» WHAT TO PRODUCE
The output should match the data below line for line.

[Dataset entries]
--------------------------------------------------

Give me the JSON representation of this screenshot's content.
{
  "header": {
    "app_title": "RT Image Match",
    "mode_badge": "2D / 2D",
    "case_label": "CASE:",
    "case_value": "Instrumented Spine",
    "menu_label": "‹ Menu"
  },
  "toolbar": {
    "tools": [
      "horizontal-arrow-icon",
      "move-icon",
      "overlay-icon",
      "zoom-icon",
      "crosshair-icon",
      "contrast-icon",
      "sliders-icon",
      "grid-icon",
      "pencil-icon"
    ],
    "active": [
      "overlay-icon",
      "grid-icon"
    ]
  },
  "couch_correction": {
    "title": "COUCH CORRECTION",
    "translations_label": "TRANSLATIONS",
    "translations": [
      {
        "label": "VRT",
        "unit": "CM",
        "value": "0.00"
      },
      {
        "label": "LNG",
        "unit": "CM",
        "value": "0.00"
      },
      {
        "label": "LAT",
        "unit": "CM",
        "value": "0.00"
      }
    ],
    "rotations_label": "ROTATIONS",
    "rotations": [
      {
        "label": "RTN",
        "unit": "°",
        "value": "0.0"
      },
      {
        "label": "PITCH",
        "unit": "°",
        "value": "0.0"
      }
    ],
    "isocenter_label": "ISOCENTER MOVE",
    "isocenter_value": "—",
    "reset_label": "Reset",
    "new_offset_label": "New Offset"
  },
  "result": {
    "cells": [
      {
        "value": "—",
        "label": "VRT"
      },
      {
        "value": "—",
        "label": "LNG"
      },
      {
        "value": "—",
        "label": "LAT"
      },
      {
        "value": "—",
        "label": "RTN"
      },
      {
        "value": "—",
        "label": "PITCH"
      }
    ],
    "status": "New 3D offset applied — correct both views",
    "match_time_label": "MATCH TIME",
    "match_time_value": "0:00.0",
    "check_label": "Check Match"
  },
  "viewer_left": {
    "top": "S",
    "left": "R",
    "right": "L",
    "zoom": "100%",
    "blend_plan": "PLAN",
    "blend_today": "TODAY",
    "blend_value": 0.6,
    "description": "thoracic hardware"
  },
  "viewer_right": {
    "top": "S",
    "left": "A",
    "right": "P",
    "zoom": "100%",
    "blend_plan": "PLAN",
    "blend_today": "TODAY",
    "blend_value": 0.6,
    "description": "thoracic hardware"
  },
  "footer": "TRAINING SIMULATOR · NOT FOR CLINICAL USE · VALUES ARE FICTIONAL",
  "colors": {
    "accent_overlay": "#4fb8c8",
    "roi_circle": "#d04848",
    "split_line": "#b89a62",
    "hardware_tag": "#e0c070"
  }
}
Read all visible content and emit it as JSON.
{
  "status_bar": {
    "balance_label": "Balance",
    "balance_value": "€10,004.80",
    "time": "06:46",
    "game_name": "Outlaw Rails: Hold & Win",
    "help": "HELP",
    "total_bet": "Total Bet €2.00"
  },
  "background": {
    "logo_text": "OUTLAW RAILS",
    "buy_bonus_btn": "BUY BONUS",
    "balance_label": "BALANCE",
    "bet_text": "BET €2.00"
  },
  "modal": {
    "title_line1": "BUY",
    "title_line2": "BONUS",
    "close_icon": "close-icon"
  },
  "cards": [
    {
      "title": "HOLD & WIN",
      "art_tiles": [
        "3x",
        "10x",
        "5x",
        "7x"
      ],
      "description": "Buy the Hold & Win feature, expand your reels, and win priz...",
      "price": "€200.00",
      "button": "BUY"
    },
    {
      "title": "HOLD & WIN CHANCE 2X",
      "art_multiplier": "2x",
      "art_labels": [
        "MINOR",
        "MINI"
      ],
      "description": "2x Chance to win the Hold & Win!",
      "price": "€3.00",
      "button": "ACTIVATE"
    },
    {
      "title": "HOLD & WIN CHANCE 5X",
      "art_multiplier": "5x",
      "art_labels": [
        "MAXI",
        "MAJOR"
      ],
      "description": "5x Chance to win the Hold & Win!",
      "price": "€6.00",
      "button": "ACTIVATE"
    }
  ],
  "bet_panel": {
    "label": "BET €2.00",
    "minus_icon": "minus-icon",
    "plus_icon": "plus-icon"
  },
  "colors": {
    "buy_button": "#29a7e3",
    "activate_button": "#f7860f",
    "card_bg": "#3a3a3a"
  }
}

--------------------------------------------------

» OUTPUT FOR THIS EXERCISE
Give me the JSON representation of this screenshot's content.
{
  "header": {
    "app_title": "RT Image Match",
    "mode_badge": "2D / 2D",
    "case_label": "CASE:",
    "case_value": "Instrumented Spine",
    "menu_label": "‹ Menu"
  },
  "toolbar": {
    "tools": [
      "horizontal-arrow-icon",
      "move-icon",
      "overlay-icon",
      "zoom-icon",
      "crosshair-icon",
      "contrast-icon",
      "sliders-icon",
      "grid-icon",
      "pencil-icon"
    ],
    "active": [
      "overlay-icon",
      "grid-icon"
    ]
  },
  "couch_correction": {
    "title": "COUCH CORRECTION",
    "translations_label": "TRANSLATIONS",
    "translations": [
      {
        "label": "VRT",
        "unit": "CM",
        "value": "0.00"
      },
      {
        "label": "LNG",
        "unit": "CM",
        "value": "0.00"
      },
      {
        "label": "LAT",
        "unit": "CM",
        "value": "0.00"
      }
    ],
    "rotations_label": "ROTATIONS",
    "rotations": [
      {
        "label": "RTN",
        "unit": "°",
        "value": "0.0"
      },
      {
        "label": "PITCH",
        "unit": "°",
        "value": "0.0"
      }
    ],
    "isocenter_label": "ISOCENTER MOVE",
    "isocenter_value": "—",
    "reset_label": "Reset",
    "new_offset_label": "New Offset"
  },
  "result": {
    "cells": [
      {
        "value": "—",
        "label": "VRT"
      },
      {
        "value": "—",
        "label": "LNG"
      },
      {
        "value": "—",
        "label": "LAT"
      },
      {
        "value": "—",
        "label": "RTN"
      },
      {
        "value": "—",
        "label": "PITCH"
      }
    ],
    "status": "New 3D offset applied — correct both views",
    "match_time_label": "MATCH TIME",
    "match_time_value": "0:00.0",
    "check_label": "Check Match"
  },
  "viewer_left": {
    "top": "S",
    "left": "R",
    "right": "L",
    "zoom": "100%",
    "blend_plan": "PLAN",
    "blend_today": "TODAY",
    "blend_value": 0.6,
    "description": "thoracic hardware"
  },
  "viewer_right": {
    "top": "S",
    "left": "A",
    "right": "P",
    "zoom": "100%",
    "blend_plan": "PLAN",
    "blend_today": "TODAY",
    "blend_value": 0.6,
    "description": "thoracic hardware"
  },
  "footer": "TRAINING SIMULATOR · NOT FOR CLINICAL USE · VALUES ARE FICTIONAL",
  "colors": {
    "accent_overlay": "#4fb8c8",
    "roi_circle": "#d04848",
    "split_line": "#b89a62",
    "hardware_tag": "#e0c070"
  }
}
Read all visible content and emit it as JSON.
{
  "status_bar": {
    "balance_label": "Balance",
    "balance_value": "€10,004.80",
    "time": "06:46",
    "game_name": "Outlaw Rails: Hold & Win",
    "help": "HELP",
    "total_bet": "Total Bet €2.00"
  },
  "background": {
    "logo_text": "OUTLAW RAILS",
    "buy_bonus_btn": "BUY BONUS",
    "balance_label": "BALANCE",
    "bet_text": "BET €2.00"
  },
  "modal": {
    "title_line1": "BUY",
    "title_line2": "BONUS",
    "close_icon": "close-icon"
  },
  "cards": [
    {
      "title": "HOLD & WIN",
      "art_tiles": [
        "3x",
        "10x",
        "5x",
        "7x"
      ],
      "description": "Buy the Hold & Win feature, expand your reels, and win priz...",
      "price": "€200.00",
      "button": "BUY"
    },
    {
      "title": "HOLD & WIN CHANCE 2X",
      "art_multiplier": "2x",
      "art_labels": [
        "MINOR",
        "MINI"
      ],
      "description": "2x Chance to win the Hold & Win!",
      "price": "€3.00",
      "button": "ACTIVATE"
    },
    {
      "title": "HOLD & WIN CHANCE 5X",
      "art_multiplier": "5x",
      "art_labels": [
        "MAXI",
        "MAJOR"
      ],
      "description": "5x Chance to win the Hold & Win!",
      "price": "€6.00",
      "button": "ACTIVATE"
    }
  ],
  "bet_panel": {
    "label": "BET €2.00",
    "minus_icon": "minus-icon",
    "plus_icon": "plus-icon"
  },
  "colors": {
    "buy_button": "#29a7e3",
    "activate_button": "#f7860f",
    "card_bg": "#3a3a3a"
  }
}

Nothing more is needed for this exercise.